This is a problem in VR too, as the only way to know if someone is done talking is if their mouth stops moving. When speaking face-to-face, we’re able to read facial cues that signal the end of a thought or sentence and know when to jump in naturally. Once we achieve facially expressive avatars, the pace and rhythm of our conversations in VR will feel as natural as real life.
We know that facially expressive avatars would be a game-changer for VR users everywhere. But there's perhaps an even more important reason to develop this technology: accessibility. Today's conventional, industry-standard style of VR controllers can present a real challenge for users with mobility impairments. The use of handheld joysticks and buttons makes sense from a design standpoint, but fails to accommodate those without a full range of mobility in their hands.
Using facial expressions as a means of conducting actions in VR would represent a major step forward in this regard. We’ve already seen hand motions substitute facial expressions – remember the rock and roll horns? – but the inverse, where facial expressions could replace hand motions, would enable more people than ever to comfortably engage in VR experiences.
We know that facially expressive avatars would bring a lot to the table in VR. So what's the holdup? While the specifics of tech development are closely guarded at all of the major VR hardware companies, we can extrapolate some information based on what we do know. For that, I spoke with Jake Maymar, VP of Innovation at The Glimpse Group, to hear his thoughts on the technological developments needed in order to achieve facial expressions in VR.
The core of the issue, according to Jake, is that VR headsets only have so much processing power. Juggling body and eye tracking, machine learning in real time, powering the four requisite cameras (and potentially adding inward-facing cameras as well,) not to mention running applications smoothly, all packaged into a lightweight, consumer-friendly wireless HMD is perhaps the biggest challenge these companies are facing today. “To put it in a metaphor,” Jake explained, “we may already have all the eggs we need, but we still don’t have a basket big enough to fit them all.” Although the technology for real-time facial mapping could very well exist today, the compact processors required to fully power it alongside all the other requisite components in a reasonably sized VR headset may be the biggest challenge.
From clear communication to naturally-flowing conversations to accessibility, facial expressions offer a variety of benefits to VR users everywhere. Full-body tracking, controllerless hand motions, and even precision eye tracking are key advancements which make interactions in VR feel more intuitive and natural.

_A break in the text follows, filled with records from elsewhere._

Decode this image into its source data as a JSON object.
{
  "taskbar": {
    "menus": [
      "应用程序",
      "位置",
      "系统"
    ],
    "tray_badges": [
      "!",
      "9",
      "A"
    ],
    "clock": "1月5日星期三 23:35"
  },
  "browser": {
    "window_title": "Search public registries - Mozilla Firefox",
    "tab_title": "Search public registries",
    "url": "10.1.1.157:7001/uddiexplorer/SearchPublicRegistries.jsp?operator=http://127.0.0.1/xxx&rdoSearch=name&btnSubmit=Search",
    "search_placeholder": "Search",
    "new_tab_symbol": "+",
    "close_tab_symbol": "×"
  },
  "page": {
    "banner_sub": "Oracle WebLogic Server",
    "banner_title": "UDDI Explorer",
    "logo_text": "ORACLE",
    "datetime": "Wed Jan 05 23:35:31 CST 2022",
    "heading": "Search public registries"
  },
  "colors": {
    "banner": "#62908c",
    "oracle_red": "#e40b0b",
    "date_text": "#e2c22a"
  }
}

But facial expressions represent perhaps the most important advancement of them all, finally solving the “uncanny valley” sensation some experience when interacting with unconvincing avatars. While the technology behind facial expressions in avatars continues to develop, creating more realistic avatars is the next best thing. Lifelike, customizable avatars, such as those designed by Wolf3D and integrated across all The Glimpse Group’s VR platforms, immerse users more deeply into their virtual worlds, creating experiences that look and feel more like the real thing.
Cameron is the Content Writer/Editor at The Glimpse Group. As a former academic researcher in the humanities, he blends his outside perspective as a relative newcomer to tech with Glimpse's industry-leading expertise to demystify the world of VR, AR, and the metaverse.